"If you have a problem with nudity of any kind, now is the time to leave!" shouted Brooklyn borough president Marty Markowitz in his thick, New York accent as he floated down Surf Avenue on Coney Island. "The Mermaid Parade is on its way!"
The Mermaid Parade is the nation's biggest art parade, where people of all shapes, sizes, and sexes put their personal spin on sea life in some of the most creative, ridiculous, and sometimes risque ways. The parade itself has been going strong for 30 years, and it's not only a celebration of the summer solstice, but of self-expression and self-esteem.
This year, the mermaids faced a big threat--Hurricane Sandy had destroyed the Coney Island Freak Show, Museum, and Gift Shop, so funding for the parade, which typically comes from those sources, had been slashed. Luckily, the parade ran a successful Kickstarter campaign and met their funding goal of $100,000 and then some!

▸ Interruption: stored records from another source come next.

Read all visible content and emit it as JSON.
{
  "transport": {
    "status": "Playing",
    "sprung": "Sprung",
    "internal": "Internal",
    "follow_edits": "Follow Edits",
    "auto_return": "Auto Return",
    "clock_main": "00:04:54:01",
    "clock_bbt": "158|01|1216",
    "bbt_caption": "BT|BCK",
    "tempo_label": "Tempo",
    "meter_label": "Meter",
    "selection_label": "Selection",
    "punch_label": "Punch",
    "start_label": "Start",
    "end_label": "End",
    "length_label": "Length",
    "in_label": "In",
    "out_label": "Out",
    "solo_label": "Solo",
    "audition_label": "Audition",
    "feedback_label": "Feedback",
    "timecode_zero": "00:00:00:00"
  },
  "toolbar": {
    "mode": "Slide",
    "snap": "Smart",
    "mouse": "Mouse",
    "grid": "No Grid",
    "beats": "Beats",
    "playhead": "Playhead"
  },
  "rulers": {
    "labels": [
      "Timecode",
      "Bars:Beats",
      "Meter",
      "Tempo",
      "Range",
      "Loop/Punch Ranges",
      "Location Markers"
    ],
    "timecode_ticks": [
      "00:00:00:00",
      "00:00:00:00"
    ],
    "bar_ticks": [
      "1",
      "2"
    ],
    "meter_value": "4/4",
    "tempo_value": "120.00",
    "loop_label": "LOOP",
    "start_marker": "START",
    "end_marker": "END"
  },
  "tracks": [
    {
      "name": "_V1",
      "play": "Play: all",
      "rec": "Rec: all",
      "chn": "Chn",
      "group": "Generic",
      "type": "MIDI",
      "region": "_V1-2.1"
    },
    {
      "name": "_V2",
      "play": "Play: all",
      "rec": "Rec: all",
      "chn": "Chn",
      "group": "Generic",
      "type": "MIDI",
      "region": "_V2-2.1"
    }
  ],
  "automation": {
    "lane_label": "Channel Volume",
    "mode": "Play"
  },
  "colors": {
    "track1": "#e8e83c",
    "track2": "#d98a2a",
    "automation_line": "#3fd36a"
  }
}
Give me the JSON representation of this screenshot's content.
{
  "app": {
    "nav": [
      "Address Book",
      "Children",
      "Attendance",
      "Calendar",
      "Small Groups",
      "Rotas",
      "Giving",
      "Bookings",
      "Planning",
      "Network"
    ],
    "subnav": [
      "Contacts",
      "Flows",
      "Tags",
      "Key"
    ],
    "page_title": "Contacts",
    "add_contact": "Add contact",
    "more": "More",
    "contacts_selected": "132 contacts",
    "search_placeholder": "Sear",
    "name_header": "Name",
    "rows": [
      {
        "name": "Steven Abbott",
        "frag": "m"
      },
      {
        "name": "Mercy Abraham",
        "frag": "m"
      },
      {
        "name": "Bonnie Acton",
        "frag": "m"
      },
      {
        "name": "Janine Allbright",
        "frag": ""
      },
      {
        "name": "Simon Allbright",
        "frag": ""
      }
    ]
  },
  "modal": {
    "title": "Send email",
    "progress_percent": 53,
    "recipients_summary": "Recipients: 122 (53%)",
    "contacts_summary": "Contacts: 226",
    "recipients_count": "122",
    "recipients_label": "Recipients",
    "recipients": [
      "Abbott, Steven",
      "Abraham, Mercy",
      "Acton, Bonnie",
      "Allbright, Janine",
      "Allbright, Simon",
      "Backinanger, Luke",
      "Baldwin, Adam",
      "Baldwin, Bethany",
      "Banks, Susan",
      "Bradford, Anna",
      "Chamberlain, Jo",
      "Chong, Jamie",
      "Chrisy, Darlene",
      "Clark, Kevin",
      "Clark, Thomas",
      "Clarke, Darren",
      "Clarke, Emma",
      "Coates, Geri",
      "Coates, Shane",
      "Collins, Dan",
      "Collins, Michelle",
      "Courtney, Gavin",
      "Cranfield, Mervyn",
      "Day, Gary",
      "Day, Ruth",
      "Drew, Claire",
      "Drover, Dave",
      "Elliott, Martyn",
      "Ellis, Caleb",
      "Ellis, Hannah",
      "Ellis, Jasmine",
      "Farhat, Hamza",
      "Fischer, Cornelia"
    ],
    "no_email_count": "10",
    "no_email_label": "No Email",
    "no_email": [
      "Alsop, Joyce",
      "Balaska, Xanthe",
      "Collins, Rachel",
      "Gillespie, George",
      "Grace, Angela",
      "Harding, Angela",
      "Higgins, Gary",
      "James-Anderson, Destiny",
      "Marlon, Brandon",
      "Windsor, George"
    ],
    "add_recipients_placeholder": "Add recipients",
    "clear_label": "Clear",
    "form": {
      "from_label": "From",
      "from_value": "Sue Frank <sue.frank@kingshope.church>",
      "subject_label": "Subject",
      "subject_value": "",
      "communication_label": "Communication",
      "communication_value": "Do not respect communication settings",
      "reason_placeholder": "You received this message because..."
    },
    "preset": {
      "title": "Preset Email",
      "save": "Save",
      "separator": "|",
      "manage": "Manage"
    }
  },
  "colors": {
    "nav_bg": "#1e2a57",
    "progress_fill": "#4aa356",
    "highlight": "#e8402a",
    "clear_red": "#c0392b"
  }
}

I hadn't been to the parade since I moved to New York, and I wasn't going to let another year go by. I woke up early, got my bagel and cream cheese at the corner bodega, and hopped on the train. Leaving the station at Coney Island, it was a swarm of people greater than I had experienced even at Grand Central during rush hour. I was nervous--despite living in New York for almost three years, I don't like large crowds, or standing still and getting stuck in them. It's not a claustrophobia thing, just an I'M SO IMPATIENT thing. So when at one point I was trapped in a herd of people standing stock still on a sidewalk, I worried that perhaps I had not made the right decision to come all the way down here. But I felt my impatience getting the best of me and took a deep breath, ultimately finding a great photo-taking spot right next to the police barricade.
What I instantly noticed about the Mermaid Parade is the good-natured rowdiness of its crowd. People had camped out in lawn chairs with coolers, some themselves in mermaid attire, cheering on participants. One woman held a sign that said 'I Love Dick,' a salute to the Coney Island drummer of the same name. And of course they're there to see scantily clad persons in mermaid/merman/merperson regalia. Sometimes a tail and pasties is all you'll see, or even head-to-toe body paint with a few strategically placed shells.
My favorite sea creatures were the ones who, to be cliche about it, thought outside the box a little bit. There was a Frankenmermaid, a woman who made her tail out of sand castle toys, a lobster girl being chased around by a chef with a big silver pot, a mermaid on top of a bundle of rice being pushed by a man dressed as a sushi chef, a Carmen Mer-anda, a man who made his fish costume out of Metro Cards, a man in drag wearing what you could tell was a homemade coral reef costume, and heaven knows what else. Mad props to the parents who bring their children to watch the parade, too, as if to say 'these are bodies and you are not to be afraid of them.' For the parade itself, the adult costumes and the children's costumes are of course separated but hey, Markowitz gave fair warning!
There's truth to the idea that happiness and joy are catching. For a few hours, I was swallowed up by the Mermaid Parade, troubles gone and only a glittery, shell-encrusted interior remained. It was enough to carry me through the rest of the day. Which, of course, included a trip to Nathan's that was, is, and always will be worth the crazy wait in line to get one of their mythical corn dogs; an hour or two on the beach reading New York magazine, and a trip home with more mermaids, and even a pirate or two. Some stuff you just can't make up.